- Once you’re safe, contact us for professional legal advice on how to proceed.
- Download our domestic abuse helpline leaflet for more sources of help and support.
Remember, domestic abuse includes coercive abuse and control. You can approach your child’s school under the ‘vulnerable’ category to ensure your child can attend in person, to ensure they are not exposed to the abuse.
Courts in England and Wales are operating a dual system, with some cases being heard remotely via video links, and some being heard in person in a courtroom, albeit quite rare at the moment. At LGFL, we have the experience and technology to deal with all remote hearings. You are permitted to travel to a court hearing in person, and adult citizens will continue to be called up for jury service.
Working from home
The government rules state that: “Employers should take every possible step to facilitate their employees working from home, including providing suitable IT and equipment to enable remote working.” It is worth talking to your employer to discuss providing robust tech that is also available for home schooling, in that you cannot work if the kids are using the bandwidth for online classes. You might need to talk to your employer about flexible working hours too if you are also dealing with childcare / home schooling, or an ongoing divorce or family law case.
If you are newly single, this may be a challenging task. Speaking to your ex partner about sharing this responsibility may help, especially over the next few weeks.
Selling your home
If you are selling your home as part of or as the result of a divorce, you can still sell and move during this lockdown. Estate agents, letting agents and removal firms are open for business, and you can view properties in person, subject to the usual social distancing rules. Be prepared that a house move could take longer due to changes in working methods for those involved, such as surveyors and new homes sales teams.
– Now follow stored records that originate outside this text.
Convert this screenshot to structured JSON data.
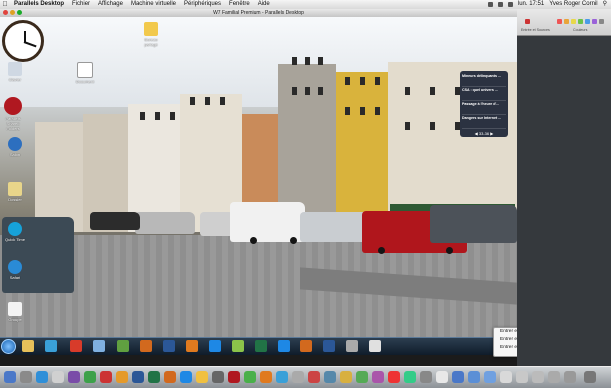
{
  "menubar": {
    "apple": "",
    "app_name": "Parallels Desktop",
    "items": [
      "Fichier",
      "Affichage",
      "Machine virtuelle",
      "Périphériques",
      "Fenêtre",
      "Aide"
    ],
    "clock": "lun. 17:51",
    "user": "Yves Roger Cornil"
  },
  "window": {
    "title": "W7 Familial Premium - Parallels Desktop"
  },
  "desktop_icons": [
    {
      "label": "Parallels Shared Folders",
      "icon": "folder-icon"
    },
    {
      "label": "Salon",
      "icon": "app-icon"
    },
    {
      "label": "Safari",
      "icon": "safari-icon"
    },
    {
      "label": "Quick Time",
      "icon": "quicktime-icon"
    },
    {
      "label": "Dossier",
      "icon": "folder-icon"
    },
    {
      "label": "Document",
      "icon": "document-icon"
    },
    {
      "label": "Bureau partagé",
      "icon": "folder-icon"
    },
    {
      "label": "Clavier",
      "icon": "keyboard-icon"
    },
    {
      "label": "Groupe",
      "icon": "app-icon"
    }
  ],
  "gadget": {
    "headlines": [
      "Mineurs délinquants ...",
      "CSA : quel univers ...",
      "Passage à l'heure d'...",
      "Dangers sur Internet ..."
    ],
    "pager": "33-36"
  },
  "context_menu": {
    "items": [
      "Entrer en mode Coherence",
      "Entrer en mode Plein écran",
      "Entrer en mode Modality"
    ]
  },
  "sidepanel": {
    "labels": [
      "Entrée et Sources",
      "Couleurs"
    ]
  },
  "taskbar": {
    "clock": "17:51"
  },
  "colors": {
    "taskbar": "#0f1c2a",
    "dock": "#8c9196",
    "menubar": "#e8e8e8"
  }
}
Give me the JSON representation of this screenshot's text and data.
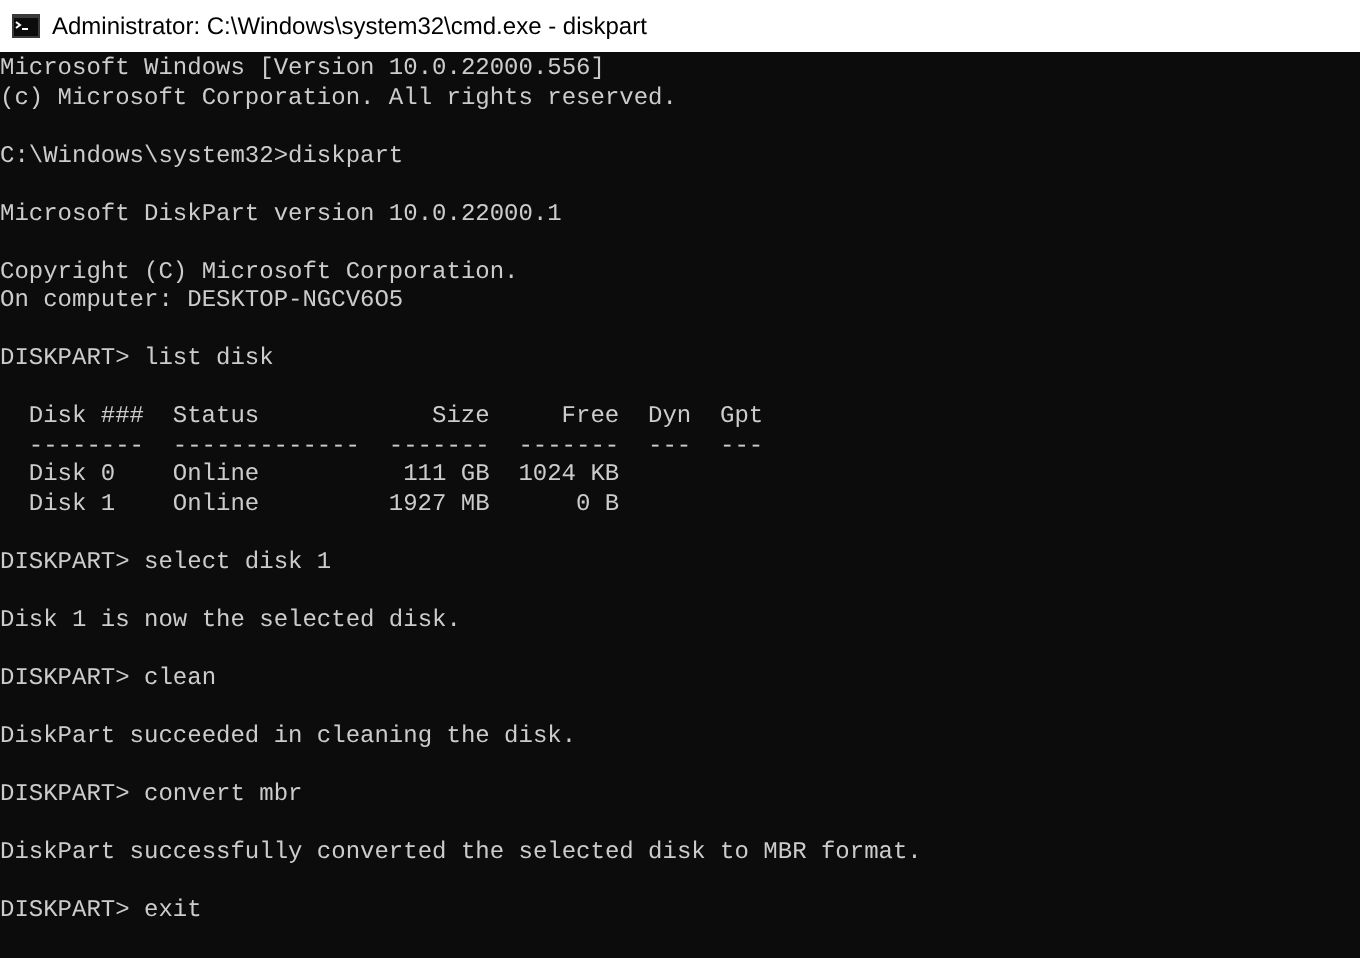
{
  "window": {
    "title": "Administrator: C:\\Windows\\system32\\cmd.exe - diskpart"
  },
  "console": [
    {
      "kind": "text",
      "lines": [
        "Microsoft Windows [Version 10.0.22000.556]",
        "(c) Microsoft Corporation. All rights reserved."
      ]
    },
    {
      "kind": "text",
      "lines": [
        "C:\\Windows\\system32>diskpart"
      ]
    },
    {
      "kind": "text",
      "lines": [
        "Microsoft DiskPart version 10.0.22000.1"
      ]
    },
    {
      "kind": "text",
      "lines": [
        "Copyright (C) Microsoft Corporation.",
        "On computer: DESKTOP-NGCV6O5"
      ]
    },
    {
      "kind": "text",
      "lines": [
        "DISKPART> list disk"
      ]
    },
    {
      "kind": "table",
      "columns": [
        "Disk ###",
        "Status",
        "Size",
        "Free",
        "Dyn",
        "Gpt"
      ],
      "separators": [
        "--------",
        "-------------",
        "-------",
        "-------",
        "---",
        "---"
      ],
      "rows": [
        [
          "Disk 0",
          "Online",
          "111 GB",
          "1024 KB",
          "",
          ""
        ],
        [
          "Disk 1",
          "Online",
          "1927 MB",
          "0 B",
          "",
          ""
        ]
      ]
    },
    {
      "kind": "text",
      "lines": [
        "DISKPART> select disk 1"
      ]
    },
    {
      "kind": "text",
      "lines": [
        "Disk 1 is now the selected disk."
      ]
    },
    {
      "kind": "text",
      "lines": [
        "DISKPART> clean"
      ]
    },
    {
      "kind": "text",
      "lines": [
        "DiskPart succeeded in cleaning the disk."
      ]
    },
    {
      "kind": "text",
      "lines": [
        "DISKPART> convert mbr"
      ]
    },
    {
      "kind": "text",
      "lines": [
        "DiskPart successfully converted the selected disk to MBR format."
      ]
    },
    {
      "kind": "text",
      "lines": [
        "DISKPART> exit"
      ]
    }
  ]
}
Also be aware that the current guidance on home movingstates: “It may become necessary to pause all home moves locally or nationally for a short period of time to manage the spread of coronavirus.”
If you are getting divorced or are separating, the sale of your former matrimonial home can be one of your biggest worries. Remember also that there are stamp duty incentives currently in place. Up until 31st March 2021, you won't pay any stamp duty when selling your main residence for up to £500,000. Above £500,000 stamp duty is due at varying rates - there’s a handy stamp duty calculator at Money Saving Expert.
This reduced rate could be a strong incentive to stop matters drifting and move on with a sale. Equally, the end of the special rate in April could persuade anxious buyers of your home to complete before that date, despite the uncertainty ahead.
If you are looking to purchase a home, keep an eye on this date too. It offers significant savings and is particularly important where matrimonial finances are limited. At the time of writing in early January 2021, the Chancellor was giving no indications that the special stamp duty rate would be extended.
Legal services from LGFL
During the first lockdown, we moved all our family law services online within a couple of days, enabling us to work remotely and safely with all our clients. So, we are here to help you with any family law issue you may have, without the need to visit us in person.
Call us to arrange your initial 1-hour online consultation, which includes 30 minutes free, giving plenty of time to explore your situation and your options.
- Call us
- Email us